Dataset excerpts:
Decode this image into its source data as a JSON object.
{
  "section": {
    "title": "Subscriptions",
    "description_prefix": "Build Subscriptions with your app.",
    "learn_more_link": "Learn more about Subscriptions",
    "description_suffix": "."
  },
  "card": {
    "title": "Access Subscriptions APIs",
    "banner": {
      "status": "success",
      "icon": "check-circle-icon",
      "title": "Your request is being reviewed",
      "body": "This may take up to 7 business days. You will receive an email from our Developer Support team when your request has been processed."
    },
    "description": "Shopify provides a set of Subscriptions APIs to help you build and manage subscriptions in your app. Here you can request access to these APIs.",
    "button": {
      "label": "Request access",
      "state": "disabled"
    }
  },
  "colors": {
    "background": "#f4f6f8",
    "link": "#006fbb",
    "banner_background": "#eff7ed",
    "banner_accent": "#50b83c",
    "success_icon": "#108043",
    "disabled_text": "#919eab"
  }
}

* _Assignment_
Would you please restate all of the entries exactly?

* _Written reply_
Decode this image into its source data as a JSON object.
{
  "section": {
    "title": "Subscriptions",
    "description_prefix": "Build Subscriptions with your app.",
    "learn_more_link": "Learn more about Subscriptions",
    "description_suffix": "."
  },
  "card": {
    "title": "Access Subscriptions APIs",
    "banner": {
      "status": "success",
      "icon": "check-circle-icon",
      "title": "Your request is being reviewed",
      "body": "This may take up to 7 business days. You will receive an email from our Developer Support team when your request has been processed."
    },
    "description": "Shopify provides a set of Subscriptions APIs to help you build and manage subscriptions in your app. Here you can request access to these APIs.",
    "button": {
      "label": "Request access",
      "state": "disabled"
    }
  },
  "colors": {
    "background": "#f4f6f8",
    "link": "#006fbb",
    "banner_background": "#eff7ed",
    "banner_accent": "#50b83c",
    "success_icon": "#108043",
    "disabled_text": "#919eab"
  }
}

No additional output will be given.